The kidneys and adrenals aren’t the only organ affected: as the psoas travels through the pelvis it supports your organs and works like a hydraulic pump pushing lymph and blood into and out of your cells. When psoas becomes tight or imbalanced, overall abdominal stagnation can occur. And if all that weren’t enough, a tight psoas can directly impact a woman’s reproductive system. The nerves of the reproductive organs embed throughout iliopsoas, and a tight psoas may pin down the uterus, creating painful menstrual cramps. The ovaries, which can double in size during ovulation, also sit close to the psoas, especially if the uterus is retrograde. A tight psoas can cause pain in the ovaries, restrict blood flow, and impinge reproductive nerves.
So how can you tell if you have a tight, weak, or overstrained psoas?
Here are some symptoms of an imbalanced psoas:
- pain in the low back/hips
- leg length discrepancy
- postural problems (especially a low back that has a more extreme ‘C’ curve, or one that has almost no curve
- severe menstrual cramps
- chronic chest breathing
- chronic fatigue
If you’ve identified that your psoas might be tight or over-strained, there are things you can do to help support it.
- try a runner’s stretch or warrior pose; hold all stretches for at least 30 seconds so the body will ‘remember’ the new length
- put a small cushion or support behind your low back while seated (for instance, while you’re driving your car or sitting at your desk)
- try Open the Breath™, the second blood builder session in The Fertility Enhancing Massage Protocol™; this massage works specifically with releasing the iliopsoas and balancing the viscera through breath work and massage
So give your psoas a little love.
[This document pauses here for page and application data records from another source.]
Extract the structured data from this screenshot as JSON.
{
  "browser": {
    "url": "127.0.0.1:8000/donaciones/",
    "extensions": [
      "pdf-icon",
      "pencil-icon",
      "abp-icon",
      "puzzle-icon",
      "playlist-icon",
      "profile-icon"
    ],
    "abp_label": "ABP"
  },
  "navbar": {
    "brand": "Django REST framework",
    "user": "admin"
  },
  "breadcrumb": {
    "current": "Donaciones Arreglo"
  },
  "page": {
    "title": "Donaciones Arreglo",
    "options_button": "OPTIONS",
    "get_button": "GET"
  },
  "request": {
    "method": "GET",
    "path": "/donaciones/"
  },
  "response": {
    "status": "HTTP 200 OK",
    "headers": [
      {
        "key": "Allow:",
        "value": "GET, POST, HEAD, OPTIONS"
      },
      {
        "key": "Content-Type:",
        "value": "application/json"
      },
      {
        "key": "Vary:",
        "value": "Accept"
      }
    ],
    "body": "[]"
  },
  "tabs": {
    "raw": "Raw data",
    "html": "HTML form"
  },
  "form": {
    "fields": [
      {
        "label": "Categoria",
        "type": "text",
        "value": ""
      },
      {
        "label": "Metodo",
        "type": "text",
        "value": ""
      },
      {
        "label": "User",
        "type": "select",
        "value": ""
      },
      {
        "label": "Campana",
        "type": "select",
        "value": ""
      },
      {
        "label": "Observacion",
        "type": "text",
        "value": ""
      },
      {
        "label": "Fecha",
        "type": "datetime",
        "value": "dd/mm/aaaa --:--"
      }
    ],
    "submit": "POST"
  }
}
You’ll have a happy hip flexor, and your whole body will thank you!